# THE PROBLEM:
The answer is a number and nothing else: the count of lines in these entries containing the word "image".

(Items from an interface collection)
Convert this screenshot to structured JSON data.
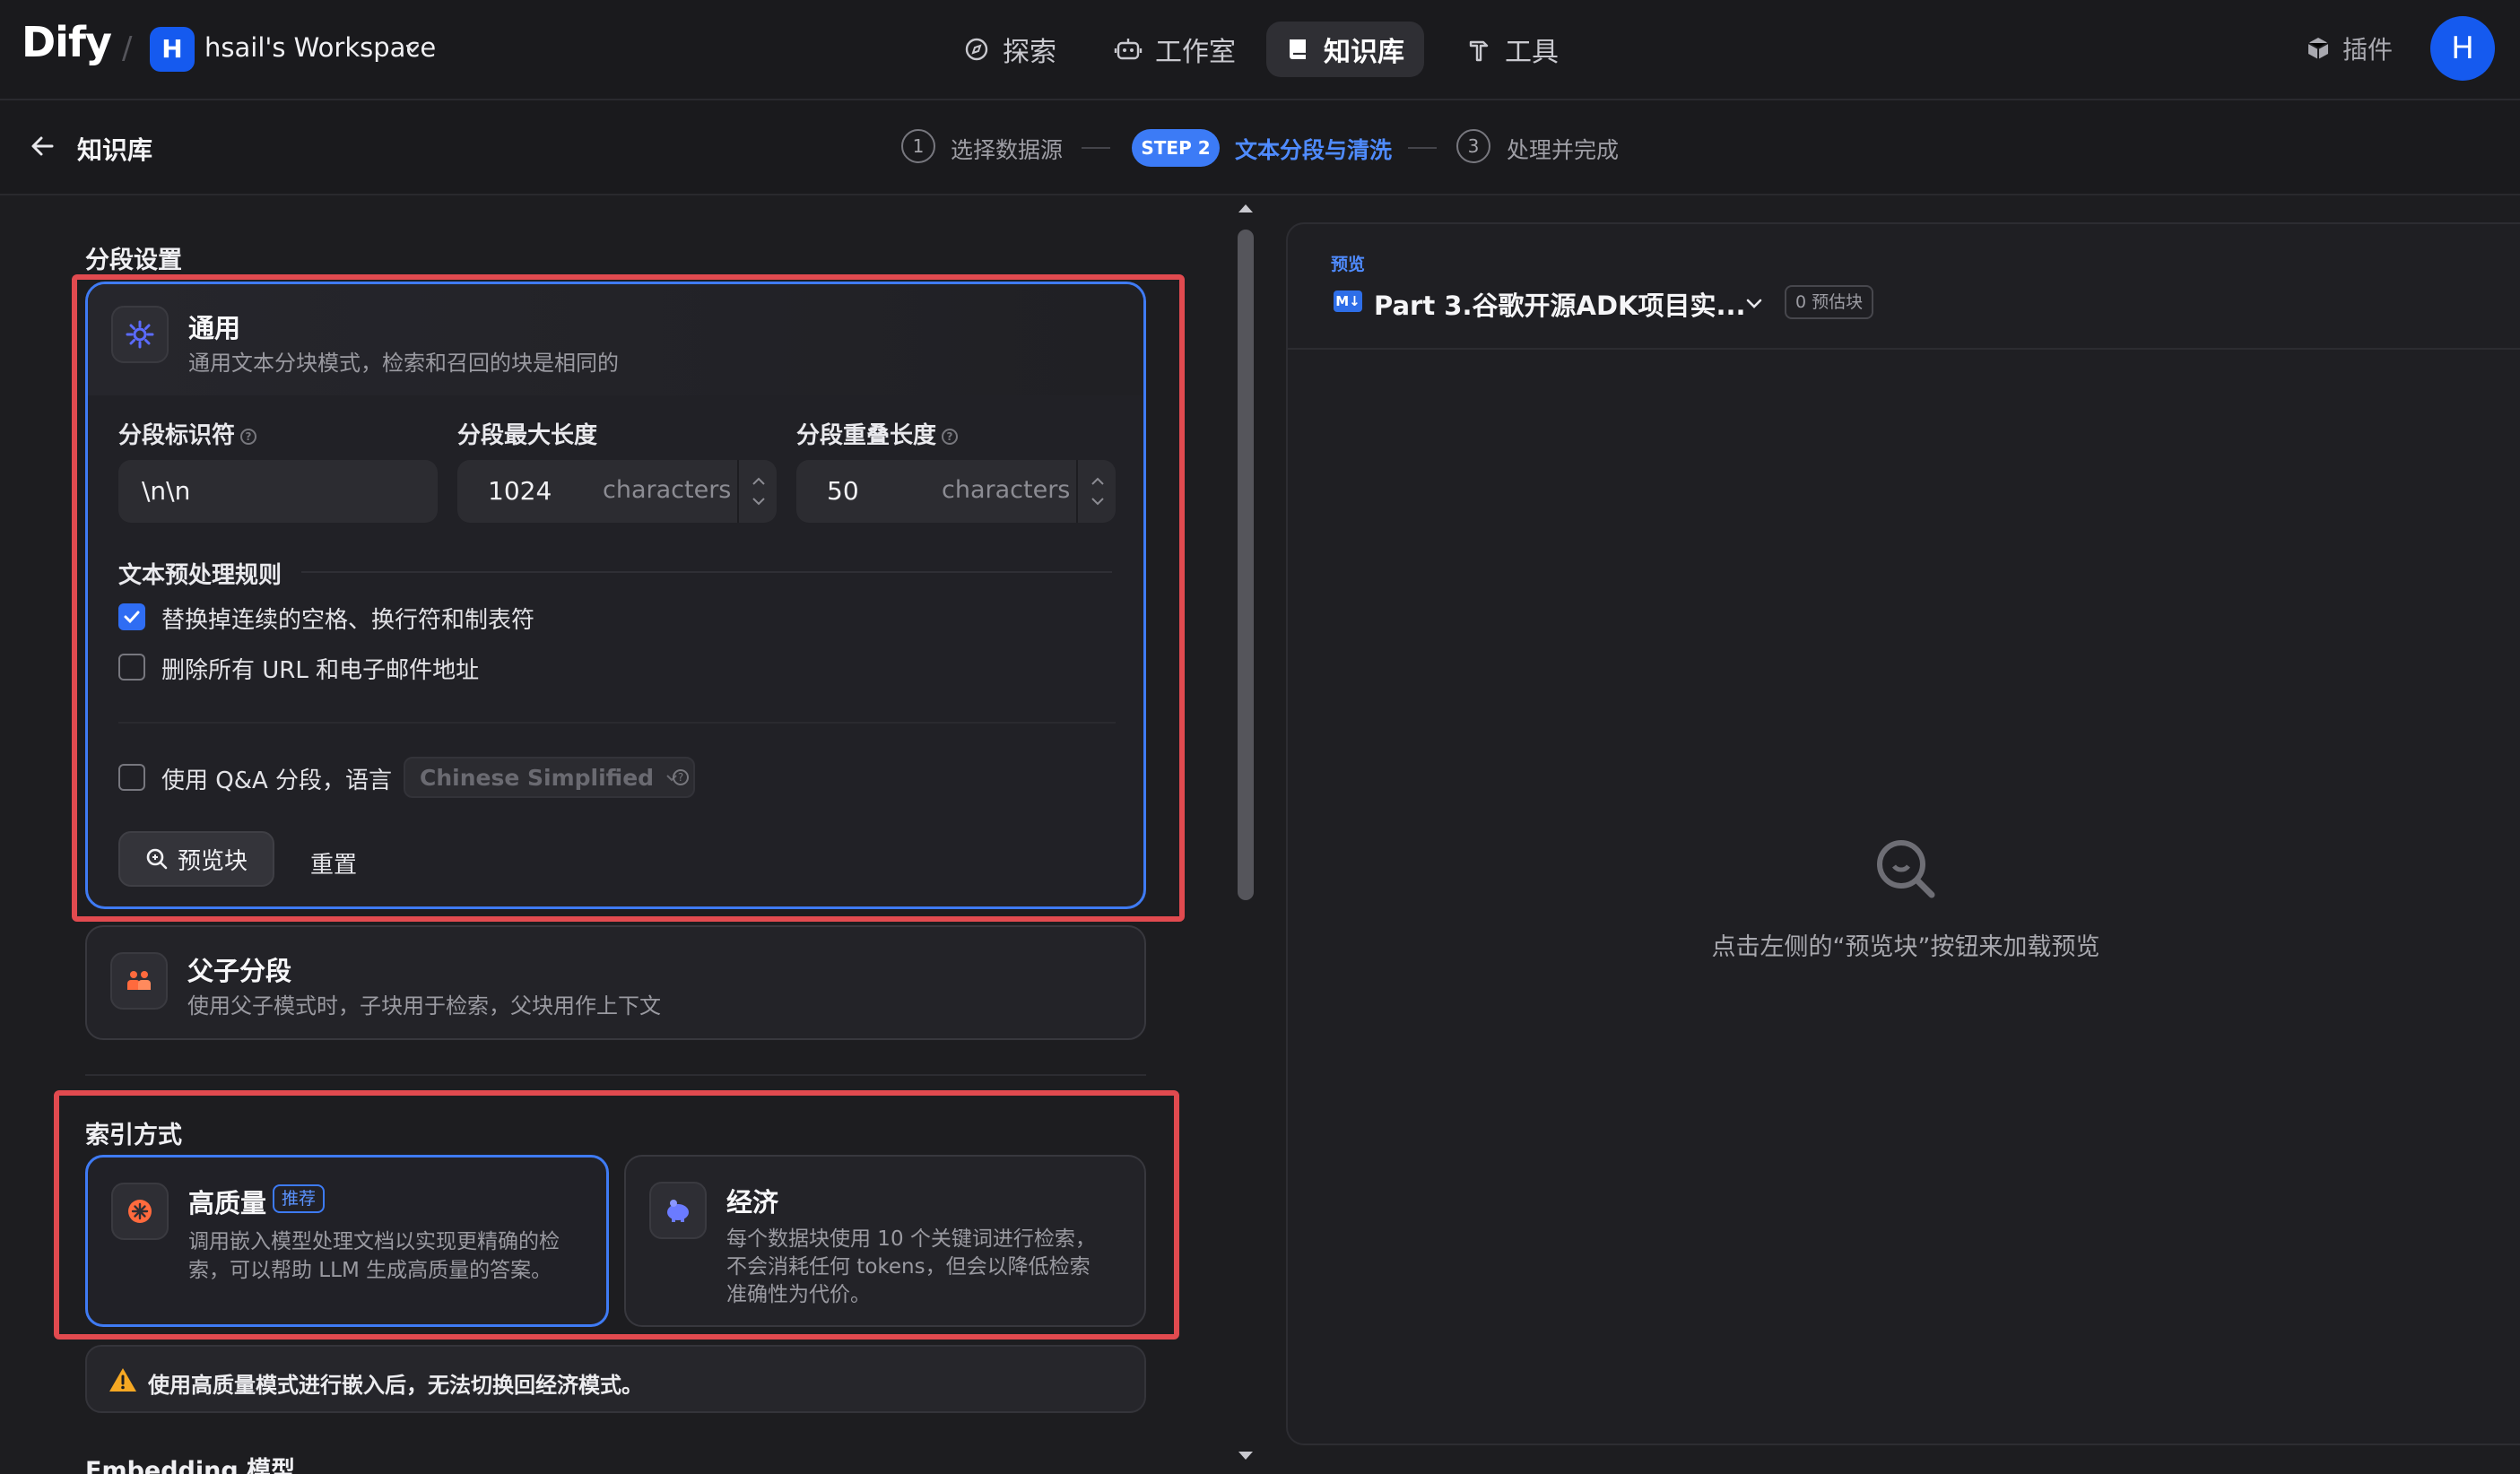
{
  "app": {
    "logo": "Dify"
  },
  "workspace": {
    "avatar": "H",
    "name": "hsail's Workspace"
  },
  "nav": [
    {
      "label": "探索",
      "icon": "compass-icon",
      "active": false
    },
    {
      "label": "工作室",
      "icon": "robot-icon",
      "active": false
    },
    {
      "label": "知识库",
      "icon": "book-icon",
      "active": true
    },
    {
      "label": "工具",
      "icon": "hammer-icon",
      "active": false
    }
  ],
  "plugin": {
    "label": "插件"
  },
  "user": {
    "avatar": "H"
  },
  "page": {
    "title": "知识库"
  },
  "steps": [
    {
      "num": "1",
      "label": "选择数据源"
    },
    {
      "num": "STEP 2",
      "label": "文本分段与清洗"
    },
    {
      "num": "3",
      "label": "处理并完成"
    }
  ],
  "segment": {
    "section_title": "分段设置",
    "general": {
      "title": "通用",
      "desc": "通用文本分块模式，检索和召回的块是相同的",
      "delimiter_label": "分段标识符",
      "delimiter_value": "\\n\\n",
      "max_length_label": "分段最大长度",
      "max_length_value": "1024",
      "overlap_label": "分段重叠长度",
      "overlap_value": "50",
      "unit": "characters",
      "rules_title": "文本预处理规则",
      "rule1": "替换掉连续的空格、换行符和制表符",
      "rule1_checked": true,
      "rule2": "删除所有 URL 和电子邮件地址",
      "rule2_checked": false,
      "qa_label": "使用 Q&A 分段，语言",
      "qa_checked": false,
      "qa_language": "Chinese Simplified",
      "preview_button": "预览块",
      "reset_button": "重置"
    },
    "parent_child": {
      "title": "父子分段",
      "desc": "使用父子模式时，子块用于检索，父块用作上下文"
    }
  },
  "index": {
    "section_title": "索引方式",
    "high_quality": {
      "title": "高质量",
      "badge": "推荐",
      "desc_line1": "调用嵌入模型处理文档以实现更精确的检",
      "desc_line2": "索，可以帮助 LLM 生成高质量的答案。"
    },
    "economy": {
      "title": "经济",
      "desc_line1": "每个数据块使用 10 个关键词进行检索，",
      "desc_line2": "不会消耗任何 tokens，但会以降低检索",
      "desc_line3": "准确性为代价。"
    },
    "warning": "使用高质量模式进行嵌入后，无法切换回经济模式。",
    "next_section": "Embedding 模型"
  },
  "preview": {
    "label": "预览",
    "doc_badge": "M↓",
    "doc_name": "Part 3.谷歌开源ADK项目实...",
    "count": "0 预估块",
    "empty_text": "点击左侧的“预览块”按钮来加载预览"
  },
  "colors": {
    "accent": "#3f7bf4",
    "highlight": "#e14a4f",
    "background": "#1d1d20"
  }
}
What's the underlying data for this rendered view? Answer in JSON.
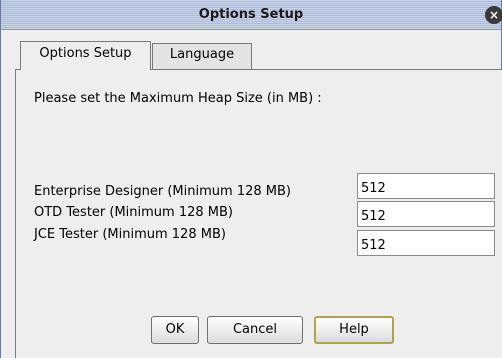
{
  "window": {
    "title": "Options Setup",
    "close_glyph": "×"
  },
  "tabs": [
    {
      "label": "Options Setup",
      "active": true
    },
    {
      "label": "Language",
      "active": false
    }
  ],
  "panel": {
    "prompt": "Please set the Maximum Heap Size (in MB) :",
    "fields": [
      {
        "label": "Enterprise Designer (Minimum 128 MB)",
        "value": "512"
      },
      {
        "label": "OTD Tester (Minimum 128 MB)",
        "value": "512"
      },
      {
        "label": "JCE Tester (Minimum 128 MB)",
        "value": "512"
      }
    ]
  },
  "buttons": {
    "ok": "OK",
    "cancel": "Cancel",
    "help": "Help"
  }
}
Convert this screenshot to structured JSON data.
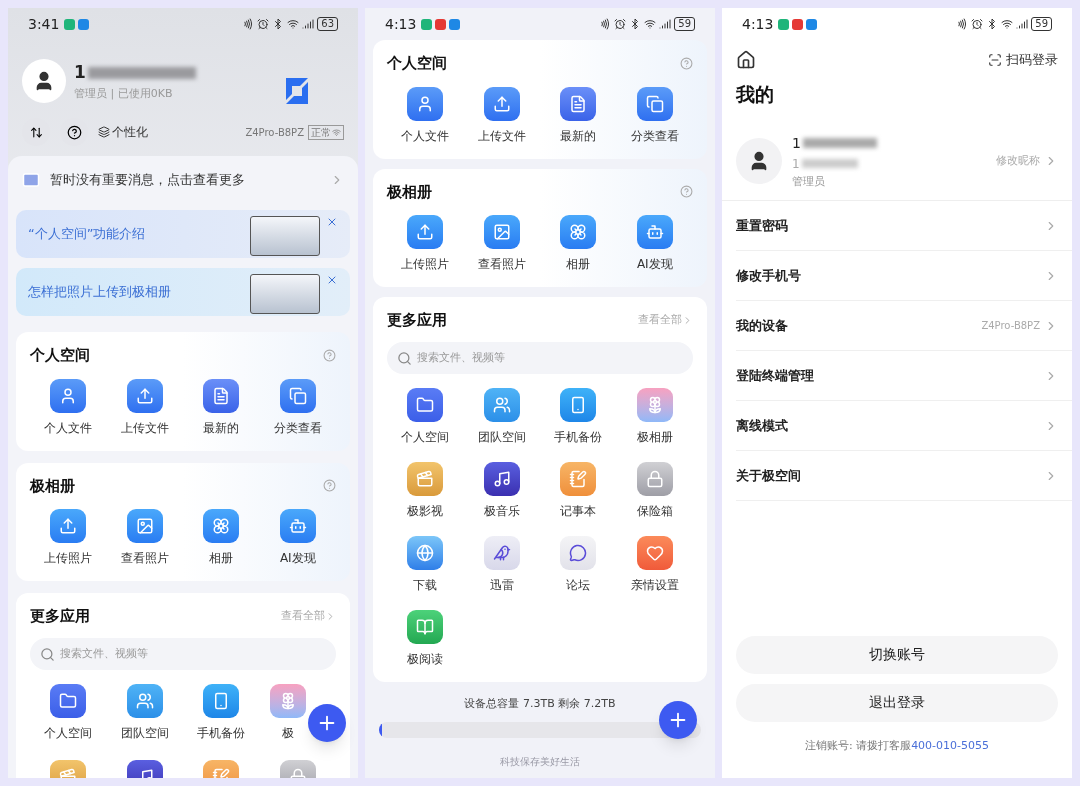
{
  "home": {
    "status": {
      "time": "3:41",
      "notifications": [
        {
          "color": "#1fb57a"
        },
        {
          "color": "#1e88e5"
        }
      ],
      "battery": "63"
    },
    "user": {
      "name": "1",
      "role": "管理员 | 已使用0KB"
    },
    "personalize": "个性化",
    "device": {
      "name": "Z4Pro-B8PZ",
      "state": "正常"
    },
    "notice": "暂时没有重要消息，点击查看更多",
    "banners": [
      {
        "text": "“个人空间”功能介绍"
      },
      {
        "text": "怎样把照片上传到极相册"
      }
    ],
    "sections": [
      {
        "title": "个人空间",
        "items": [
          "个人文件",
          "上传文件",
          "最新的",
          "分类查看"
        ]
      },
      {
        "title": "极相册",
        "items": [
          "上传照片",
          "查看照片",
          "相册",
          "AI发现"
        ]
      }
    ],
    "more": {
      "title": "更多应用",
      "link": "查看全部",
      "search": {
        "placeholder": "搜索文件、视频等"
      },
      "apps": [
        "个人空间",
        "团队空间",
        "手机备份",
        "极"
      ]
    }
  },
  "scrolled": {
    "status": {
      "time": "4:13",
      "notifications": [
        {
          "color": "#1fb57a"
        },
        {
          "color": "#e53935"
        },
        {
          "color": "#1e88e5"
        }
      ],
      "battery": "59"
    },
    "sections": [
      {
        "title": "个人空间",
        "items": [
          "个人文件",
          "上传文件",
          "最新的",
          "分类查看"
        ]
      },
      {
        "title": "极相册",
        "items": [
          "上传照片",
          "查看照片",
          "相册",
          "AI发现"
        ]
      }
    ],
    "more": {
      "title": "更多应用",
      "link": "查看全部",
      "search": {
        "placeholder": "搜索文件、视频等"
      },
      "apps": [
        "个人空间",
        "团队空间",
        "手机备份",
        "极相册",
        "极影视",
        "极音乐",
        "记事本",
        "保险箱",
        "下载",
        "迅雷",
        "论坛",
        "亲情设置",
        "极阅读"
      ]
    },
    "capacity": "设备总容量 7.3TB 剩余 7.2TB",
    "usage": {
      "level": 0.01
    },
    "slogan": "科技保存美好生活"
  },
  "profile": {
    "status": {
      "time": "4:13",
      "notifications": [
        {
          "color": "#1fb57a"
        },
        {
          "color": "#e53935"
        },
        {
          "color": "#1e88e5"
        }
      ],
      "battery": "59"
    },
    "scan": "扫码登录",
    "title": "我的",
    "user": {
      "name": "1",
      "phone": "1",
      "role": "管理员",
      "edit": "修改昵称"
    },
    "menu": [
      {
        "label": "重置密码"
      },
      {
        "label": "修改手机号"
      },
      {
        "label": "我的设备",
        "value": "Z4Pro-B8PZ"
      },
      {
        "label": "登陆终端管理"
      },
      {
        "label": "离线模式"
      },
      {
        "label": "关于极空间"
      }
    ],
    "buttons": [
      "切换账号",
      "退出登录"
    ],
    "footer": {
      "text": "注销账号: 请拨打客服",
      "link": "400-010-5055"
    }
  }
}
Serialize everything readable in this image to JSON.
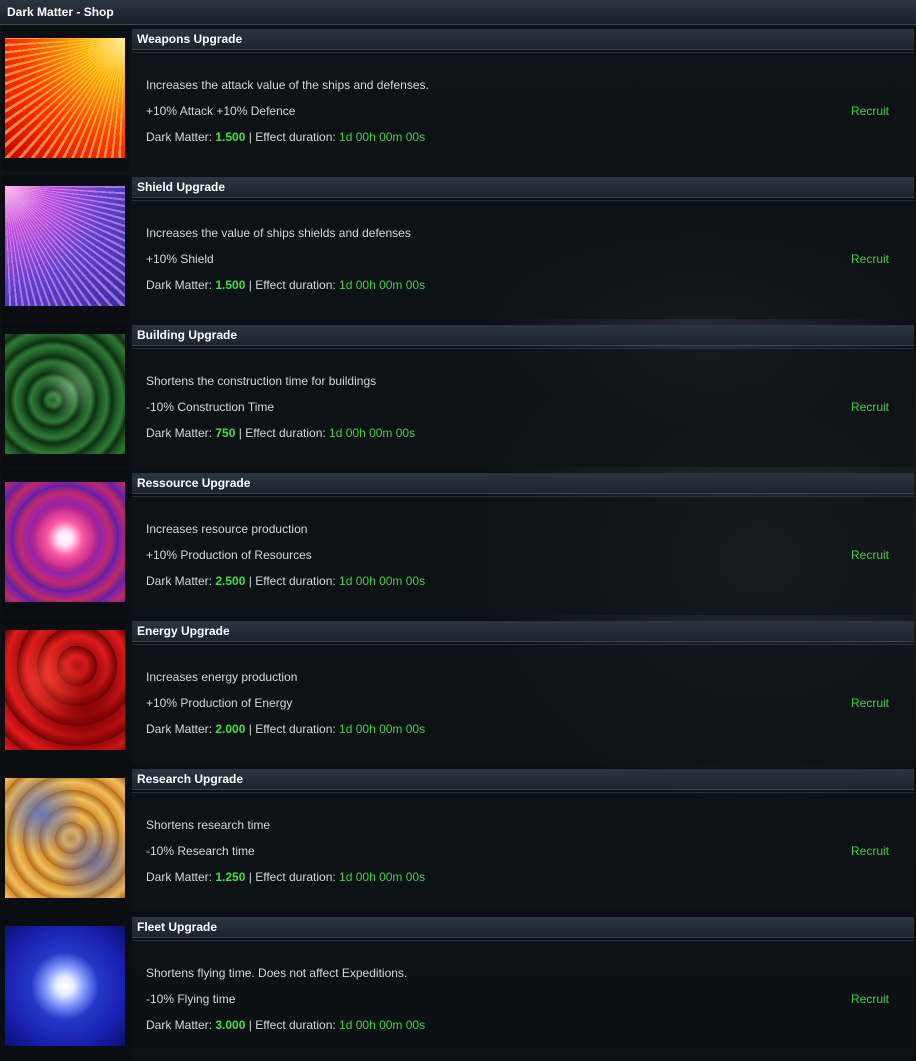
{
  "shop": {
    "title": "Dark Matter - Shop",
    "cost_label": "Dark Matter:",
    "separator": "|",
    "duration_label": "Effect duration:",
    "recruit_label": "Recruit"
  },
  "items": [
    {
      "name": "Weapons Upgrade",
      "image": "weapons-upgrade-image",
      "description": "Increases the attack value of the ships and defenses.",
      "effect": "+10% Attack +10% Defence",
      "cost": "1.500",
      "duration": "1d 00h 00m 00s"
    },
    {
      "name": "Shield Upgrade",
      "image": "shield-upgrade-image",
      "description": "Increases the value of ships shields and defenses",
      "effect": "+10% Shield",
      "cost": "1.500",
      "duration": "1d 00h 00m 00s"
    },
    {
      "name": "Building Upgrade",
      "image": "building-upgrade-image",
      "description": "Shortens the construction time for buildings",
      "effect": "-10% Construction Time",
      "cost": "750",
      "duration": "1d 00h 00m 00s"
    },
    {
      "name": "Ressource Upgrade",
      "image": "resource-upgrade-image",
      "description": "Increases resource production",
      "effect": "+10% Production of Resources",
      "cost": "2.500",
      "duration": "1d 00h 00m 00s"
    },
    {
      "name": "Energy Upgrade",
      "image": "energy-upgrade-image",
      "description": "Increases energy production",
      "effect": "+10% Production of Energy",
      "cost": "2.000",
      "duration": "1d 00h 00m 00s"
    },
    {
      "name": "Research Upgrade",
      "image": "research-upgrade-image",
      "description": "Shortens research time",
      "effect": "-10% Research time",
      "cost": "1.250",
      "duration": "1d 00h 00m 00s"
    },
    {
      "name": "Fleet Upgrade",
      "image": "fleet-upgrade-image",
      "description": "Shortens flying time. Does not affect Expeditions.",
      "effect": "-10% Flying time",
      "cost": "3.000",
      "duration": "1d 00h 00m 00s"
    }
  ],
  "colors": {
    "accent_green": "#3fd43f",
    "header_bg": "#2a3540",
    "page_bg": "#0b0f14"
  }
}
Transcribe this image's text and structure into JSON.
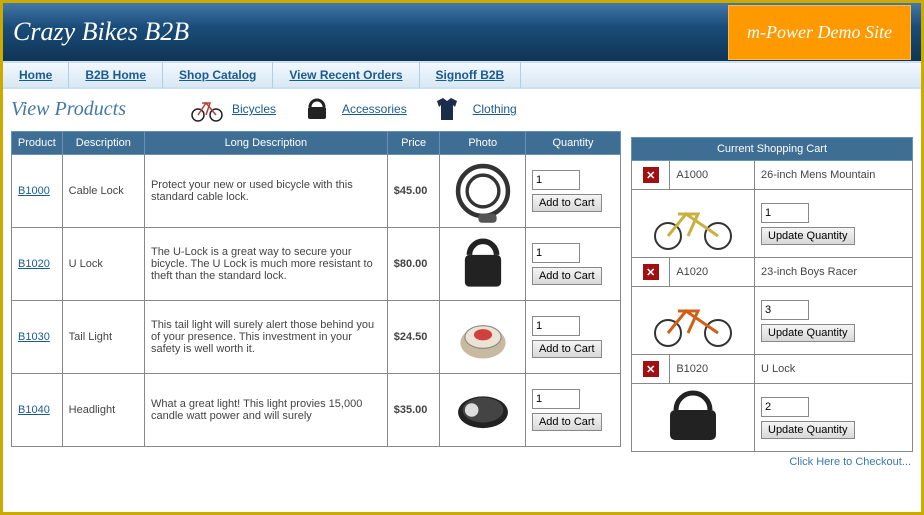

# RESULT OF THE EXERCISE:
9